Knowing the Purpose of Creation through the Resurrection

Proceedings of the Symposium on St. Maximus the Confessor

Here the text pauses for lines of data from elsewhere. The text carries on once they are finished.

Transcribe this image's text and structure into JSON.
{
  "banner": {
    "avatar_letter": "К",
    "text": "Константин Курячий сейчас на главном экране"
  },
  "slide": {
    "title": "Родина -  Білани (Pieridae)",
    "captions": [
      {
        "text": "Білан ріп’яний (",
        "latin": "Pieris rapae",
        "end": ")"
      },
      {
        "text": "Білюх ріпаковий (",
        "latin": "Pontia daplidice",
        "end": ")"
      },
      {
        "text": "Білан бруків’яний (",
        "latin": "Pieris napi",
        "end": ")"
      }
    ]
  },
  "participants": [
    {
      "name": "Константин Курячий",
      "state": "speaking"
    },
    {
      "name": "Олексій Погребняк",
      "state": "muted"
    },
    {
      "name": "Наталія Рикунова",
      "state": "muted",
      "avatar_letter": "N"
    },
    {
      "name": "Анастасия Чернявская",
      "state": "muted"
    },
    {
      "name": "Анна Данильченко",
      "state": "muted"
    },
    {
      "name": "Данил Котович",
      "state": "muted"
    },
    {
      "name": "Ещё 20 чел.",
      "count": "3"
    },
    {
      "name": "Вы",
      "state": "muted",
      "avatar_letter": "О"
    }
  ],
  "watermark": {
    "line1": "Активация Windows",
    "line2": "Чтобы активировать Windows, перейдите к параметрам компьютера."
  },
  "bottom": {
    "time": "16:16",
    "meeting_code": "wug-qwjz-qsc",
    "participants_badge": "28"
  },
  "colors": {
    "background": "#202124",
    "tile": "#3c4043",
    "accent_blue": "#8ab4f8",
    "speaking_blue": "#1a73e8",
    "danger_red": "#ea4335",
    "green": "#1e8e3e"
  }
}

The present volume is a collection of presentations delivered at the St Maximus the Confessor International Symposium held in Belgrade at the University of Belgrade from 18 to 21 October 2012. The Belgrade Symposium brought together the following speakers: Demetrios Bathrellos, Grigory Benevitch, Calinic Berger, Paul Blowers, David Bradshaw, Adam Cooper, Brian Daley, Paul Gavrilyuk, Atanasije Jevtić, Joshua Lollar, Andrew Louth, John Panteleimon Manoussakis, Maximos of Simonopetra, Ignatije Midić, Pascal Mueller-Jourdan, Alexei Nesteruk, Aristotle Papanikolaou, George Parsenios, Philipp Gabriel Renczes, Nino Sakvarelidze, Torstein Tollefsen, George Varvatsoulias, Maxim Vasiljević, Christos Yannaras, and John Zizioulas. The papers and discussions in this volume of the proceedings of the Belgrade Symposium amply attest to the reputation of Saint Maximus the Confessor as the most universal spirit of the seventh century, and perhaps the greatest thinker of the Church. Twenty eight studies have been gathered in the present volume, which is organized into eight chapters, each of them corresponding to the proceedings of the Symposium, all of which are of intense interest and importance. Chapter One brings to light new evidence regarding the sources, influences, and appropriations of St Maximus’ teaching. His mediatorial role as one of the few genuinely ecumenical theologians of the patristic era is acknowledged and affirmed. Chapter Two offers some crucial clarifications on the relationship between person, nature, and freedom. In Chapter Three we find substantial discussion on body, pathos, love, eros, etc. New interpretive paradigms and insights are proposed in Chapter Four, while the next chapter presents the Confessor’s cosmological perspective in light of modern scientific discoveries. Some important ontological and ecclesiological issues are discussed in Chapter Six, while in Chapter Seven we are able to see what contemporary synthesis is possible through St Maximus’ thought. Chapter Eight offers further readings by engaging younger scholars who did not present their papers at the conference but whose studies were accepted by the organizers. In the final paper we find an important overview of the Symposium with a description of the conference’s flow. In an age of plurality and division, it is particularly important to know what our Tradition—shaped by the Fathers—can teach us. In any such endeavor, Saint Maximus the Confessor stands out as the most important theologian of the so-called Byzantine period. Yet his theology, assimilated and incorporated by Tradition, has relevance beyond any single historical period; in fact, the Confessor’s efforts to mediate between East and West distinguish his work as vital for contemporary theological discourse.